Editor’s note: Since this article was written, Tennessee law regarding parental relocation has significantly changed. Please read the Parental Relocation Update for the latest information.
Parental relocation issues arise often in our increasingly mobile society. The law has specific requirements when a parent moves outside the state of Tennessee or more than 50 miles from the other parent. These requirements apply regardless of whether a divorce or post-divorce action is pending. Our attorneys at Crocker·Carter·Hall are experienced in parental relocation cases, and we can help with the transition.
Parental Relocation Law in Tennessee
Tennessee Code Annotated § 36-6-108 requires a relocating parent who is spending time with a child to notify the non-relocating parent of his/her desire to relocate outside Tennessee or more than 50 miles from the other parent. The notice must be sent to the non-relocating parent by registered or certified mail at least 60 days prior to the move.
The notice must include four elements:
- Statement of intent to move;
- Location of proposed new residence;
- Reasons for proposed relocation; and
- Statement that the other parent may file a petition in opposition to the move within 30 days of receipt of the notice.
If the parents cannot agree on a visitation schedule for the child(ren) in light of one parent’s relocation, then the law requires the relocating parent file a motion with the Court to establish a visitation schedule.
If the non-relocating parent does not file a petition in opposition to the relocating parent’s move, then the relocating parent is allowed to move regardless of the non-relocating parent’s objections.
Parental Relocation – What the Court Considers
The Court’s analysis of parental relocation differs depending on the amount of actual parenting time each parent is spending with the child(ren).
If the parents are “actually spending substantially equal intervals of time with the child” and the relocating parent wants to move with the child(ren), then there is no presumption in favor or against the relocating parent’s request to relocate with the child. The Court conducts what is referred to as a “best interest” analysis and considers the factors set out in Tennessee Code Annotated § 36-6-106(a)(1)-(15).
On the other hand, if the parents are not actually spending equal intervals of time with the child(ren) and the parent spending the greater amount of time with the child(ren) desires to relocate, the relocating parent is permitted to relocate with the child(ren) unless the Court determines:
- The relocation does not have a reasonable purpose;
- The relocation would pose a threat of specific and serious harm to the child that outweighs the threat of harm to the child of a change of custody; or
- The parent’s motive for relocating with the child is vindictive in that it is intended to defeat or deter visitation rights of the non-custodial parent or the parent spending less time with the child.
If the Court determines that any of the above three factors are present, then the Court conducts a “best interest” analysis, as set out in Tennessee Code Annotated § 36-6-106(a)(1)-(15), when considering whether to allow the relocating parent to move with the child(ren).

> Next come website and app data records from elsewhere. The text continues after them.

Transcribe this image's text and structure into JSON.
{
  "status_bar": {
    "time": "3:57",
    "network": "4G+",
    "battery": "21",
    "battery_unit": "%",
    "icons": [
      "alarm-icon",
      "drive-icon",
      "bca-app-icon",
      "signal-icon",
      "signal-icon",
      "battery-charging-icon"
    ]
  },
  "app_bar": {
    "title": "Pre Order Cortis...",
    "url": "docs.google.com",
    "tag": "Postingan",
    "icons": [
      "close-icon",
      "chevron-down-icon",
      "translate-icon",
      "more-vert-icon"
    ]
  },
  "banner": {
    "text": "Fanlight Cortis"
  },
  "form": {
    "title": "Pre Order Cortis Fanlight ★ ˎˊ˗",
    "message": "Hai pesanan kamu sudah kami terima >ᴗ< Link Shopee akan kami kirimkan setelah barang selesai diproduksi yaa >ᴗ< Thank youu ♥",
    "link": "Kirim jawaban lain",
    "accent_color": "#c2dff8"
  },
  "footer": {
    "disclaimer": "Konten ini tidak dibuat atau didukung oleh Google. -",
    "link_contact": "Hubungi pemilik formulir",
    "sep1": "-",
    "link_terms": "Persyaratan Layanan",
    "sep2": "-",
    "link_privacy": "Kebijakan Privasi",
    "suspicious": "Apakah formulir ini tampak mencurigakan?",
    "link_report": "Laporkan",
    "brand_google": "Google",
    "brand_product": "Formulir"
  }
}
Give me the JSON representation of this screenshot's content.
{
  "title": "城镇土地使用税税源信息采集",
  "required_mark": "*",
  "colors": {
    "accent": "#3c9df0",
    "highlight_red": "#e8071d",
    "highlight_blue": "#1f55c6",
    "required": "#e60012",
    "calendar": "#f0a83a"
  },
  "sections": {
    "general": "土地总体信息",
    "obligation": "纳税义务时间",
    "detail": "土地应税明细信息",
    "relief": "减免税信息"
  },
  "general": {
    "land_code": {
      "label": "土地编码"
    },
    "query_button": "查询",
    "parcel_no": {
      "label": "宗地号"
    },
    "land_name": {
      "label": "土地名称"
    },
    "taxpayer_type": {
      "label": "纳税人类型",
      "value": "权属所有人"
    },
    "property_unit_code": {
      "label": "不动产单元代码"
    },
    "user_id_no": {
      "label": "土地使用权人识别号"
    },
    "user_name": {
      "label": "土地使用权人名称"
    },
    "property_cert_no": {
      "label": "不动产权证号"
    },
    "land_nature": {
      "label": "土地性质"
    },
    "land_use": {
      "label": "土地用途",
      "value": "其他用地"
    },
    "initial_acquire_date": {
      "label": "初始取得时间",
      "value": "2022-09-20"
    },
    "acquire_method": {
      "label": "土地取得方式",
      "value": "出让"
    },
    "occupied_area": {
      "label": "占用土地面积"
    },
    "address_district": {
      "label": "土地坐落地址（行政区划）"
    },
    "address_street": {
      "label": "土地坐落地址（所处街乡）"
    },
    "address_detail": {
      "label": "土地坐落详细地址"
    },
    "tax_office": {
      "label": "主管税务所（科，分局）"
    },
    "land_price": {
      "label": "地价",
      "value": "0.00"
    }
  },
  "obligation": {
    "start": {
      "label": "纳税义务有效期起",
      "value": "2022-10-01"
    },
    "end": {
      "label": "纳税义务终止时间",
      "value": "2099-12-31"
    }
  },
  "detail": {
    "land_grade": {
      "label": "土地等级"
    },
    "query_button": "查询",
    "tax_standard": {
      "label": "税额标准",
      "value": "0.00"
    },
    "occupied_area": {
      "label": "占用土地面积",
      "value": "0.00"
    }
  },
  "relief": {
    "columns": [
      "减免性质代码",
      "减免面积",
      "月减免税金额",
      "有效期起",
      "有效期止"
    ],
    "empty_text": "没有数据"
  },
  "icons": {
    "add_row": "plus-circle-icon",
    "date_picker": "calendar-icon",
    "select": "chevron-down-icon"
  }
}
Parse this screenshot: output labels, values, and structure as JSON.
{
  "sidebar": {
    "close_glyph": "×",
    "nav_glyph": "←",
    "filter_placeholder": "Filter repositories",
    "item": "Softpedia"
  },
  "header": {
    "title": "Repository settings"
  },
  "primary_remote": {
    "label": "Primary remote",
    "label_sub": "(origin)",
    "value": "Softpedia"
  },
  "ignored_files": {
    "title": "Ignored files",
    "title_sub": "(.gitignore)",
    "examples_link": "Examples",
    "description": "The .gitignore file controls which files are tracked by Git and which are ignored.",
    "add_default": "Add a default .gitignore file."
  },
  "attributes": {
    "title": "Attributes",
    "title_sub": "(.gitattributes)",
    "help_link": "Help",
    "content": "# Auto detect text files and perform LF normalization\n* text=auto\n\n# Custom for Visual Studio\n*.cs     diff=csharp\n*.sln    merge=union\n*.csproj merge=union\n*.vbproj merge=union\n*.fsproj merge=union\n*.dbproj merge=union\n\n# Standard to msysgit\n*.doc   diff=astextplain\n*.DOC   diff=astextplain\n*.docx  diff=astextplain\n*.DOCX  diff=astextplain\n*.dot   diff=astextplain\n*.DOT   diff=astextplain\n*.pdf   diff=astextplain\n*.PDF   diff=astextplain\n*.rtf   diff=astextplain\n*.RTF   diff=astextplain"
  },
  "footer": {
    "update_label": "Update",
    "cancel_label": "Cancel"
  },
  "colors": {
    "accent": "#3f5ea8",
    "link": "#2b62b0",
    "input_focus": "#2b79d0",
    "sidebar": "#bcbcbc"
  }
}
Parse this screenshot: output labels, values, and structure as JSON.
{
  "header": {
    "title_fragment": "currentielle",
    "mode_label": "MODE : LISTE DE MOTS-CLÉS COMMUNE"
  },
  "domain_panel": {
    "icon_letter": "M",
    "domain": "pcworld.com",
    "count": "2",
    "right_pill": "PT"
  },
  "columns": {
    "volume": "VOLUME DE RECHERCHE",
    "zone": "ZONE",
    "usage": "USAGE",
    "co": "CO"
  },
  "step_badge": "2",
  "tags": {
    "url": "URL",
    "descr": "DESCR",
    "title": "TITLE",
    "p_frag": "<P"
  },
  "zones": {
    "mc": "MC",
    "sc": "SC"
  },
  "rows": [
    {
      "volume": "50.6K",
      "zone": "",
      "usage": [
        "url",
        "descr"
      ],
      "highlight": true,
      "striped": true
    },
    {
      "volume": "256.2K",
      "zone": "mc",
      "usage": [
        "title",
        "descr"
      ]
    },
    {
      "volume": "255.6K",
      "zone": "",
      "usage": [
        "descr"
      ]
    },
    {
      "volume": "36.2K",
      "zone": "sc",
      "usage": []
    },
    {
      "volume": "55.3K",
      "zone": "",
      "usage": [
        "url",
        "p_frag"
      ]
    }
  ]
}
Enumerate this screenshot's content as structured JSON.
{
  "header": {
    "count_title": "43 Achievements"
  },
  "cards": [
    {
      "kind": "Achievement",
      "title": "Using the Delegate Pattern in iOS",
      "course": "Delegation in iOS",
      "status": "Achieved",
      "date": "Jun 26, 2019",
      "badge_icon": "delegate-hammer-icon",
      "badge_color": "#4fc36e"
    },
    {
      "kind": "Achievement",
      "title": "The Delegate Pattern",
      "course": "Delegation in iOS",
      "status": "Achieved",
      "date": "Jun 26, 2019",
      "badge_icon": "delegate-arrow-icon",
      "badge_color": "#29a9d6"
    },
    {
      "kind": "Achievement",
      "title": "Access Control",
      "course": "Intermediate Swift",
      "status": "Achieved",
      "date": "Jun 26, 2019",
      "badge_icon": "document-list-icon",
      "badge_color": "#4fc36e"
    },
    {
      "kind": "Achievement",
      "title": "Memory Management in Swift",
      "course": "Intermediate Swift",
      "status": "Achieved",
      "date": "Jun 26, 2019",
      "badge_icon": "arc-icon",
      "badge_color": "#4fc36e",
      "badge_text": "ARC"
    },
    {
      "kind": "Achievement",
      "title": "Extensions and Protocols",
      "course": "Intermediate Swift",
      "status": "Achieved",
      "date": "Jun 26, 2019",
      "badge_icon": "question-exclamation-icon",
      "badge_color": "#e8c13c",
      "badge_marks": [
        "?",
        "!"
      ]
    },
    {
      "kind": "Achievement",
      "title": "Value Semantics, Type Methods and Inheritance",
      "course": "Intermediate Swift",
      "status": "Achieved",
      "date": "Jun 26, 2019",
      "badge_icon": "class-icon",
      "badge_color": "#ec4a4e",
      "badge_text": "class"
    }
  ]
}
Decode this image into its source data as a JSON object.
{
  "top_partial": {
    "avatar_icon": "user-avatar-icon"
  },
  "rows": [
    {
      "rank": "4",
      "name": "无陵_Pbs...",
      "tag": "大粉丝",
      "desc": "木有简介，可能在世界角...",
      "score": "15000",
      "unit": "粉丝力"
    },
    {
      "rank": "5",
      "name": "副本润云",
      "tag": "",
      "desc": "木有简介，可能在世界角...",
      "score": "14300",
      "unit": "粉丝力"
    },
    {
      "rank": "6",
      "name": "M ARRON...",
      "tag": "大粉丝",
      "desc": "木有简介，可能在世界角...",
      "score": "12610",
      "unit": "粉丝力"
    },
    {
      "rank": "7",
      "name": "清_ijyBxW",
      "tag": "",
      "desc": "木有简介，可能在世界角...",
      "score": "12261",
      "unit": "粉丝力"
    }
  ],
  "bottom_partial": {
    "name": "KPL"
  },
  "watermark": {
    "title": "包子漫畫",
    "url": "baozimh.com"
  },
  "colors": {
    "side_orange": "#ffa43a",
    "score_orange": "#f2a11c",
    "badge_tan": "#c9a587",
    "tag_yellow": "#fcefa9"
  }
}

If you are considering relocating outside the State of Tennessee or more than 50 miles from the other parent, you should be aware of the parental relocation laws. Contact Crocker·Carter·Hall if you have a parental relocation issue.
–Ryan Hall, Attorney at Law